● How to complete this task
Each line of the data must be copied exactly.

+++ Record extracts +++

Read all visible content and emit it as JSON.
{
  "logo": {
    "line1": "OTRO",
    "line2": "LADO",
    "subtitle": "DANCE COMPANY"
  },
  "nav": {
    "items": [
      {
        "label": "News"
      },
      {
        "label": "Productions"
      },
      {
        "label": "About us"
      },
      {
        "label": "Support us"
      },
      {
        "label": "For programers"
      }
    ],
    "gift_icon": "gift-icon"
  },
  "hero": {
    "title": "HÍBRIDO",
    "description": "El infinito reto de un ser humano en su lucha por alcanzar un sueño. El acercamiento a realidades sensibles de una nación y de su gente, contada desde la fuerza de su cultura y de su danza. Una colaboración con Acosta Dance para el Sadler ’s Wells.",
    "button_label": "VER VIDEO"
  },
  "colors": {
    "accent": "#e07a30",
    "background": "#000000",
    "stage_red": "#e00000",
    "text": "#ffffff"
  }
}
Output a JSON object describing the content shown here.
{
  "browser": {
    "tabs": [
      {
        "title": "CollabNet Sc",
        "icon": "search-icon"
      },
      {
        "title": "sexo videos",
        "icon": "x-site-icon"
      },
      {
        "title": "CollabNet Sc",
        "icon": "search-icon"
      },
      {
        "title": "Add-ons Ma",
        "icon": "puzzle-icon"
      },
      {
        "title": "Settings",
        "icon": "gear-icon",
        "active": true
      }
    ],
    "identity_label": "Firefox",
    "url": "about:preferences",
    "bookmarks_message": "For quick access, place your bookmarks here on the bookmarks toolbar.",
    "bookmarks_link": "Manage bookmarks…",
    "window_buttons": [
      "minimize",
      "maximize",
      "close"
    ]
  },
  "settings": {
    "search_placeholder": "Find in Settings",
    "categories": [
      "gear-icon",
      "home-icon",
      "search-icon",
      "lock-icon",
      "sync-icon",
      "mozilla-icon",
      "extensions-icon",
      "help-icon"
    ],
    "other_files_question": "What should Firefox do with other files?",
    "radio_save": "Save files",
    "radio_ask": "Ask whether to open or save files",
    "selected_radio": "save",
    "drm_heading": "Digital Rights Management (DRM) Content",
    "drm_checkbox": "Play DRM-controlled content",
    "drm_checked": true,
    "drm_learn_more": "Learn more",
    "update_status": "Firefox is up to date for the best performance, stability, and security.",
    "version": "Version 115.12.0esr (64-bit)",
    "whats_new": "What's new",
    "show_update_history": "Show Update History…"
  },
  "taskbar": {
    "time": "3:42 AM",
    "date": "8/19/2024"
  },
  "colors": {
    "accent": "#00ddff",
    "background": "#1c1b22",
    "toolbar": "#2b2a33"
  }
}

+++

● Problem solution
Read all visible content and emit it as JSON.
{
  "logo": {
    "line1": "OTRO",
    "line2": "LADO",
    "subtitle": "DANCE COMPANY"
  },
  "nav": {
    "items": [
      {
        "label": "News"
      },
      {
        "label": "Productions"
      },
      {
        "label": "About us"
      },
      {
        "label": "Support us"
      },
      {
        "label": "For programers"
      }
    ],
    "gift_icon": "gift-icon"
  },
  "hero": {
    "title": "HÍBRIDO",
    "description": "El infinito reto de un ser humano en su lucha por alcanzar un sueño. El acercamiento a realidades sensibles de una nación y de su gente, contada desde la fuerza de su cultura y de su danza. Una colaboración con Acosta Dance para el Sadler ’s Wells.",
    "button_label": "VER VIDEO"
  },
  "colors": {
    "accent": "#e07a30",
    "background": "#000000",
    "stage_red": "#e00000",
    "text": "#ffffff"
  }
}
Output a JSON object describing the content shown here.
{
  "browser": {
    "tabs": [
      {
        "title": "CollabNet Sc",
        "icon": "search-icon"
      },
      {
        "title": "sexo videos",
        "icon": "x-site-icon"
      },
      {
        "title": "CollabNet Sc",
        "icon": "search-icon"
      },
      {
        "title": "Add-ons Ma",
        "icon": "puzzle-icon"
      },
      {
        "title": "Settings",
        "icon": "gear-icon",
        "active": true
      }
    ],
    "identity_label": "Firefox",
    "url": "about:preferences",
    "bookmarks_message": "For quick access, place your bookmarks here on the bookmarks toolbar.",
    "bookmarks_link": "Manage bookmarks…",
    "window_buttons": [
      "minimize",
      "maximize",
      "close"
    ]
  },
  "settings": {
    "search_placeholder": "Find in Settings",
    "categories": [
      "gear-icon",
      "home-icon",
      "search-icon",
      "lock-icon",
      "sync-icon",
      "mozilla-icon",
      "extensions-icon",
      "help-icon"
    ],
    "other_files_question": "What should Firefox do with other files?",
    "radio_save": "Save files",
    "radio_ask": "Ask whether to open or save files",
    "selected_radio": "save",
    "drm_heading": "Digital Rights Management (DRM) Content",
    "drm_checkbox": "Play DRM-controlled content",
    "drm_checked": true,
    "drm_learn_more": "Learn more",
    "update_status": "Firefox is up to date for the best performance, stability, and security.",
    "version": "Version 115.12.0esr (64-bit)",
    "whats_new": "What's new",
    "show_update_history": "Show Update History…"
  },
  "taskbar": {
    "time": "3:42 AM",
    "date": "8/19/2024"
  },
  "colors": {
    "accent": "#00ddff",
    "background": "#1c1b22",
    "toolbar": "#2b2a33"
  }
}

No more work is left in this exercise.